**Exercise description**
Check each line of the entries below for the word "Vastag", and copy out the ones that have it.

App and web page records
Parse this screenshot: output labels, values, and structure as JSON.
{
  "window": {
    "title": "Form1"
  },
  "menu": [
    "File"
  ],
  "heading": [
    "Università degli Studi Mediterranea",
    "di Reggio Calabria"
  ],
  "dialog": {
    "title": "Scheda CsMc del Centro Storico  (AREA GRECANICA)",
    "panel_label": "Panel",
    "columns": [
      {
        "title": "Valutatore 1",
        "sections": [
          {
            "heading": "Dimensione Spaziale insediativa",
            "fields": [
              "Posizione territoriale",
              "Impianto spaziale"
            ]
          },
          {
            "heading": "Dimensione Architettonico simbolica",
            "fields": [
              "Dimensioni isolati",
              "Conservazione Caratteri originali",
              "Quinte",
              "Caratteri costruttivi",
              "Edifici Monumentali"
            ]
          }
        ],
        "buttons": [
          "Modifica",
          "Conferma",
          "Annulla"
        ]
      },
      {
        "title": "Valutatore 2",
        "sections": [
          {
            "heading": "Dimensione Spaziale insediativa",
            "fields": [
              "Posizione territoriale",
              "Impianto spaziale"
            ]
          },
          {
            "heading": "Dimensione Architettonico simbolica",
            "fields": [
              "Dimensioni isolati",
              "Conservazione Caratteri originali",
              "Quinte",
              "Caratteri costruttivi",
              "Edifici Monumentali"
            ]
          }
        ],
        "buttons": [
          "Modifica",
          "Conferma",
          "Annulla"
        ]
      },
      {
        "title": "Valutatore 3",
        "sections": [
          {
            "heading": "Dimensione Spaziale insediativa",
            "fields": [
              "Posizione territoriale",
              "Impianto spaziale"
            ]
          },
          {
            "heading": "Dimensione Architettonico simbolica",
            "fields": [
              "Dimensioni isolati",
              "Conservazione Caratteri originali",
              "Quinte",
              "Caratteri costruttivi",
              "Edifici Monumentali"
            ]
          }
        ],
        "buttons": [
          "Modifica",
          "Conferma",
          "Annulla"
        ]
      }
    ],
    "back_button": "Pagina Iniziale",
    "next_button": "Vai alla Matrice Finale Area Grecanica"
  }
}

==

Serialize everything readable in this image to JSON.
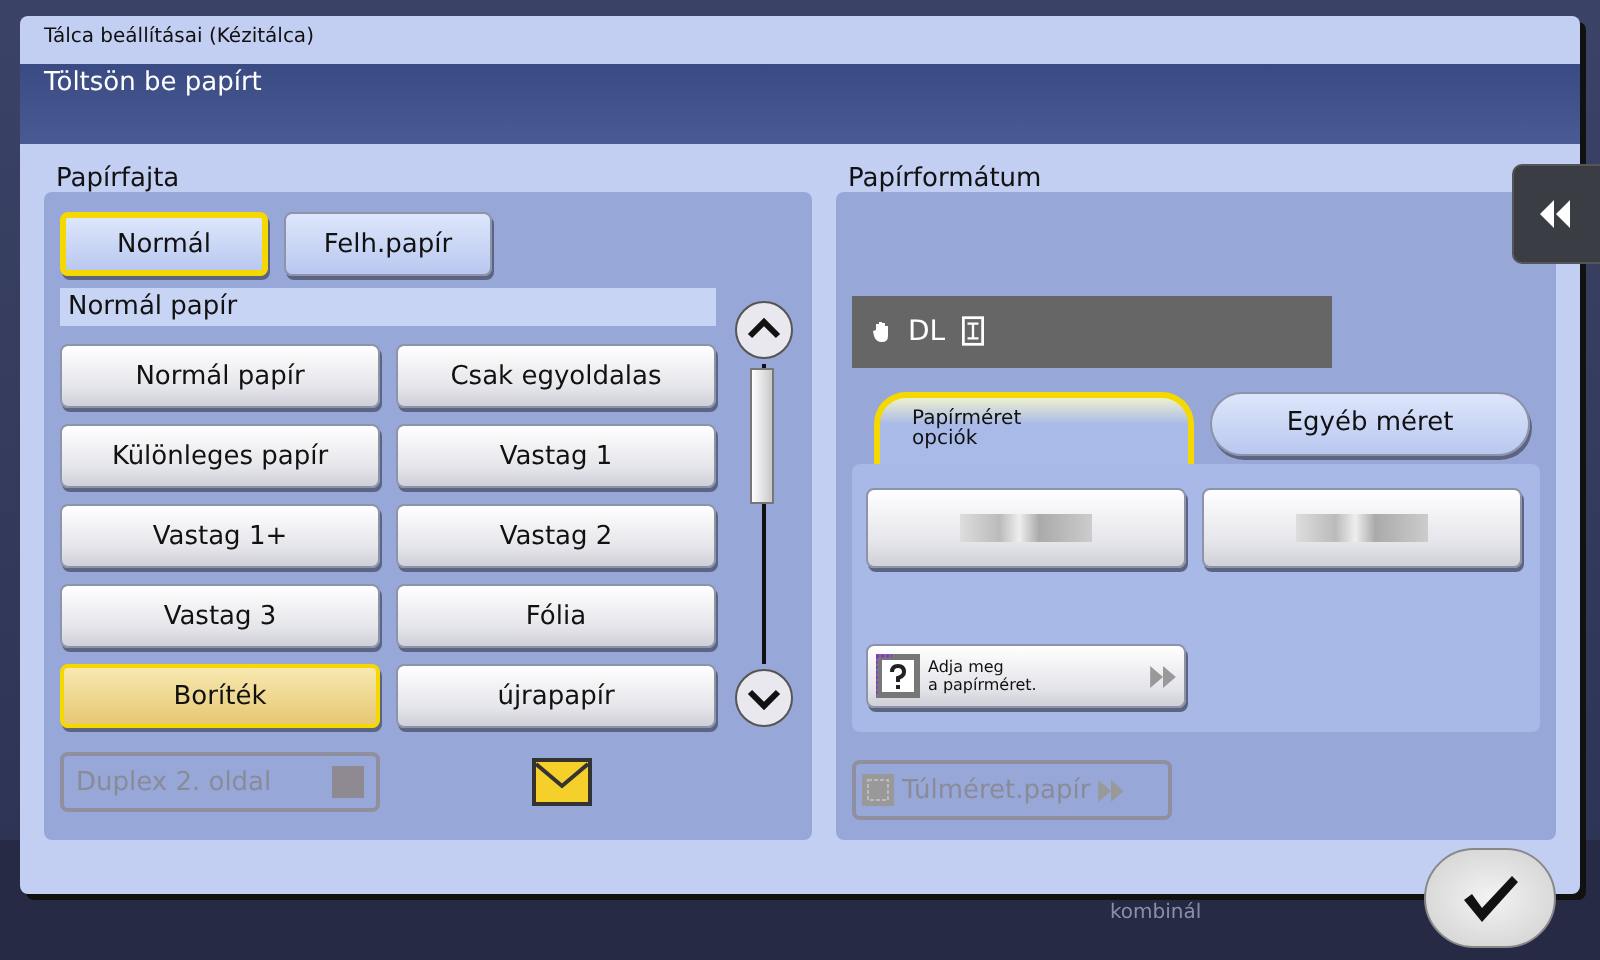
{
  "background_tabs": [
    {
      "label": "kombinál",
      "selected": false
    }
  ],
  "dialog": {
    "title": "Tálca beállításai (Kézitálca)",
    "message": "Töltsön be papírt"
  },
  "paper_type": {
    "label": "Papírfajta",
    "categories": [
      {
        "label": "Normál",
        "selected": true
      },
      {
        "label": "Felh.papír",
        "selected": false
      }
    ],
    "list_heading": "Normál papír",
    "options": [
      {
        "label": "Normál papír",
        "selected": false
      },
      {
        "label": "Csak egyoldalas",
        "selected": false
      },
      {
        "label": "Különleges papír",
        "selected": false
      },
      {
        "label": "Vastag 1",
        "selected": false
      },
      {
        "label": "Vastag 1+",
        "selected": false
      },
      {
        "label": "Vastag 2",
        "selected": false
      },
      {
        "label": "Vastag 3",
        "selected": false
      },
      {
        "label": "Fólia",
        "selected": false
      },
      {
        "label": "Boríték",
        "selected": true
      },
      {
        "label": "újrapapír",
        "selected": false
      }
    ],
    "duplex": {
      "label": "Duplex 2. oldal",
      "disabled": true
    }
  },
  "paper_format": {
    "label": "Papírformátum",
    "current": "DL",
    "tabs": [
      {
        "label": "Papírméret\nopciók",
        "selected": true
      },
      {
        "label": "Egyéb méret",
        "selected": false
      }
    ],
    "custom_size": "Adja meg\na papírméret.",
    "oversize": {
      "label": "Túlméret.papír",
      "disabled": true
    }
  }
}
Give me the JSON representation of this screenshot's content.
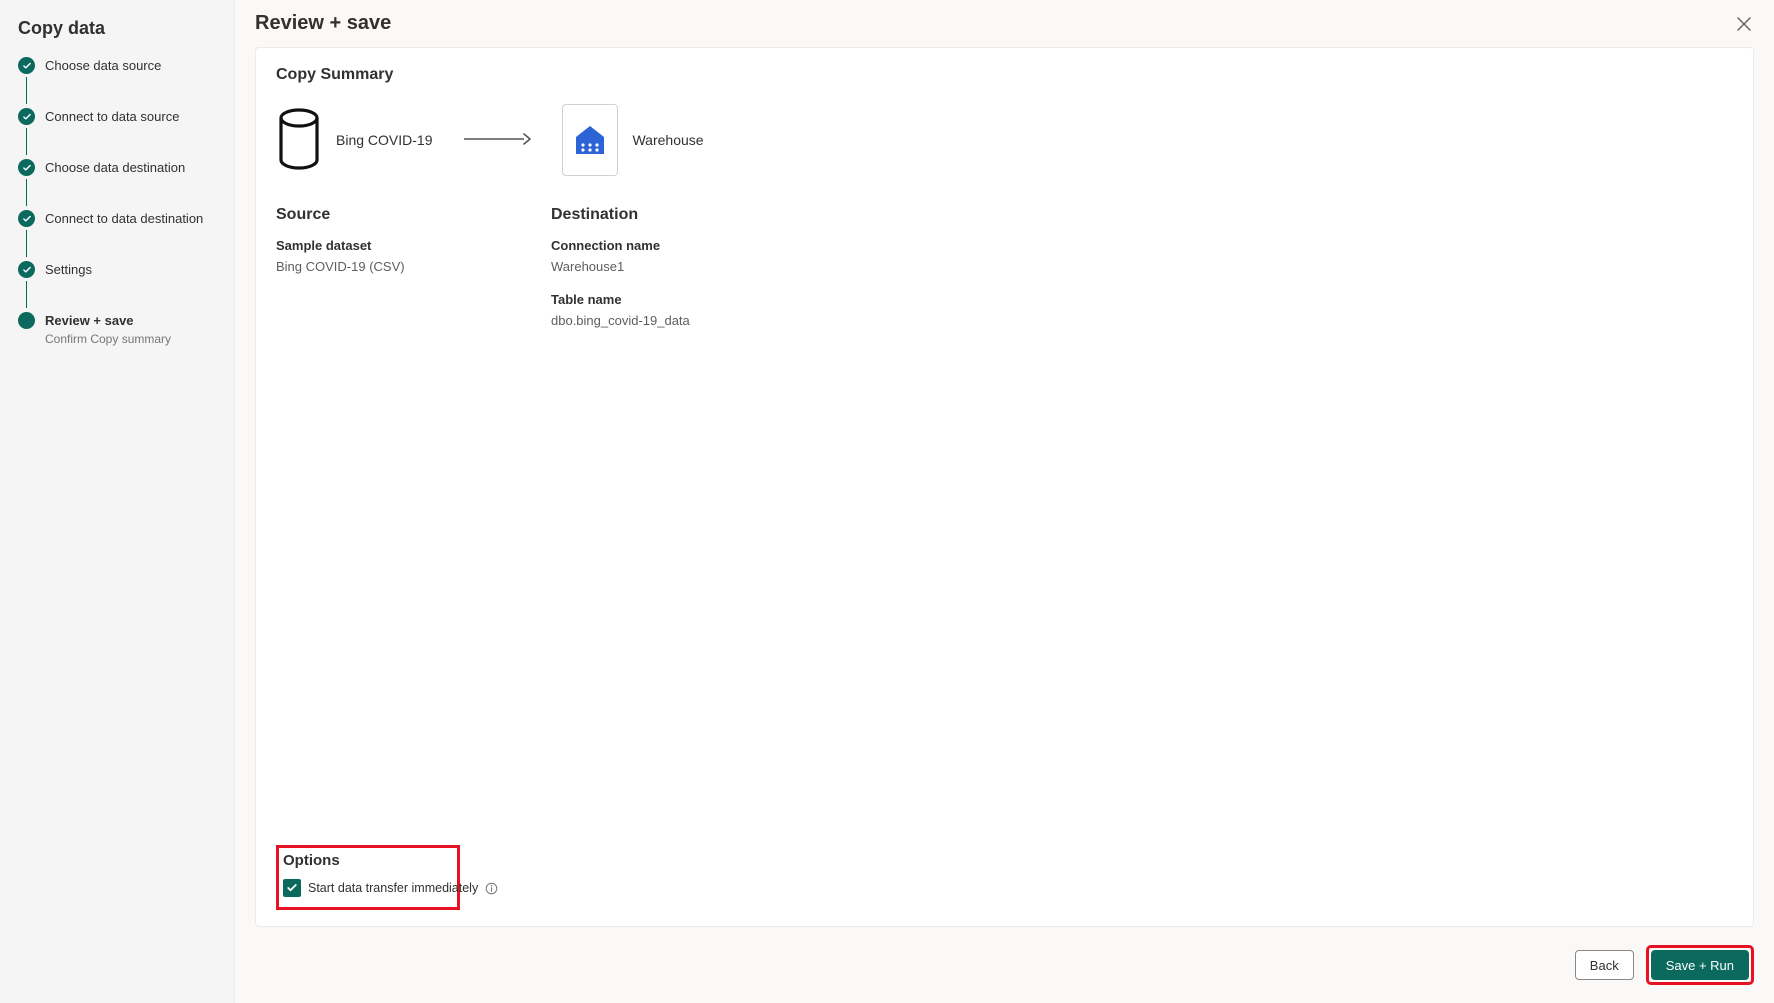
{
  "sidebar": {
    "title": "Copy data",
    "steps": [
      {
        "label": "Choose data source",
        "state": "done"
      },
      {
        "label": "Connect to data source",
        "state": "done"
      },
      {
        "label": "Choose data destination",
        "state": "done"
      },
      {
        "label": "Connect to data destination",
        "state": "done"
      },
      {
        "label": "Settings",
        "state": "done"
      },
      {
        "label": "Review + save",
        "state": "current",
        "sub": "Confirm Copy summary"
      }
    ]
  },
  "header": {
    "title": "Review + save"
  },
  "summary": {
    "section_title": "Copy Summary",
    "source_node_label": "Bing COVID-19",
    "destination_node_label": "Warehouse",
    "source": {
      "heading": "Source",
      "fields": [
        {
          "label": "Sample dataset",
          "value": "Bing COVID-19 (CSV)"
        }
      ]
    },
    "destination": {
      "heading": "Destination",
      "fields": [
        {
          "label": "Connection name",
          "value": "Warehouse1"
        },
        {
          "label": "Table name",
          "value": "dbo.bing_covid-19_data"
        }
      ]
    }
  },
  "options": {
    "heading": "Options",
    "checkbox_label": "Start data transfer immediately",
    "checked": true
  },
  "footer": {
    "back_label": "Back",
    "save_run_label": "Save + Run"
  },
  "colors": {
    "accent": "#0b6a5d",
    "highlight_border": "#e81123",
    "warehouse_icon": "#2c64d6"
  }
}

**Solution to this problem**
        "label": "Vastag 1",
        "label": "Vastag 1+",
        "label": "Vastag 2",
        "label": "Vastag 3",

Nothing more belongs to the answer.